Had some lovely Oakham free range chicken thighs thawed out. Drenched them in plain yoghurt mixed with a half tsp salt and five crushed garlic cloves, and left them to marinade for an hour or two.

Mixed flour with a teaspoon each of: herbes provencal, cumin, chilli powder, black and white pepper, ground ginger, freshly grated nutmeg. A dessertspoon of smoked paprika and a shake or two of dried basil, plus more salt. It's really up to you what you use, just don't use too much cumin as it is overwhelming and won't have the right US style nuance.

Then pulled each piece of chicken out of the yogurt and shook it a bit. Dipped in seasoned flour and fried three at a time in hot vegetable oil until golden brown and cooked through. The boys absolutely loved it. Gave a cold piece to Small to take in his lunchbox. He smiled at me brightly and said, 'Everyone will be so jealous, they'll think you've given me KFC! And then....' 'I'll tell them you made it!'

19 June 2011

Hanwell Chocolate Cake

Seized by a desire to make chocolate cake today:

For the cake:
200g butter
200g flour
1 bar dark chocolate (half is for the icing)
2 tblspns cream
3 eggs
200g self raising flour
chocolate or vanilla essence

Melt the chocolate with the cream in the microwave, careful not to burn.
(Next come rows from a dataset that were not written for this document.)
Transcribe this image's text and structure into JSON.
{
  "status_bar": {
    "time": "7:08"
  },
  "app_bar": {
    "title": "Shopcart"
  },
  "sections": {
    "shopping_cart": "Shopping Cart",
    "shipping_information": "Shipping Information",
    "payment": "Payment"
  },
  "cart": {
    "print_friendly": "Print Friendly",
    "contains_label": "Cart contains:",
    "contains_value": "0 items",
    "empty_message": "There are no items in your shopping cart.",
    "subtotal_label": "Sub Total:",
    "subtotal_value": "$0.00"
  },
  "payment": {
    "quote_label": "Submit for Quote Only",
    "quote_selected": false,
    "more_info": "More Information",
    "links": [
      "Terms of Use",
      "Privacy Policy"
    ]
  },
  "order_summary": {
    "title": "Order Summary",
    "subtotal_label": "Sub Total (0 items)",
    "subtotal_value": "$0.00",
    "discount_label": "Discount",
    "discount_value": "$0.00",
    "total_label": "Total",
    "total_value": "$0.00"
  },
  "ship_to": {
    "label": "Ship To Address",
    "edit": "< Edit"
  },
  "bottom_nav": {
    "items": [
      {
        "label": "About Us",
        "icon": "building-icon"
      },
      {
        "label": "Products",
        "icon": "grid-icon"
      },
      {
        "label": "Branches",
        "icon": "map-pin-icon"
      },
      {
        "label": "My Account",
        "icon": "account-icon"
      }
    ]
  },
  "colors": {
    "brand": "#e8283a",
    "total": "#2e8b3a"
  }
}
Beat the butter and sugar together until fluffy, beat in the eggs one at a time. Fold in the flour and half the melted chocolate plus essences. Grease and line two 8in sandwich tins. Divide the mixture between them and bang on the table to even out. Cook at 180C for about 25 minutes - check to see if they are cooked by gently pressing with your finger in the middle. Also the cakes should have shrunk away from the sides of the pans slightly.

Turn out and remove baking paper. Cool completely.

Rest of melted chocolate
200g icing sugar
100g unsalted butter

Now I made a mistake and tried to soften the butter in the microwave, where it promptly melted. So I beat in the sugar and chocolate regardless - the result being rather oily - and put it in the freezer to chill and set. Then when thoroughly chilled, I took it out and beat it with the electric whisk until it became paler and fluffy. Perfect chocolate butter icing in fact.

When the cake was completely cold, I sandwiched it with the icing and whirled the rest of the icing around on the top. The result was a light rich delicious cake.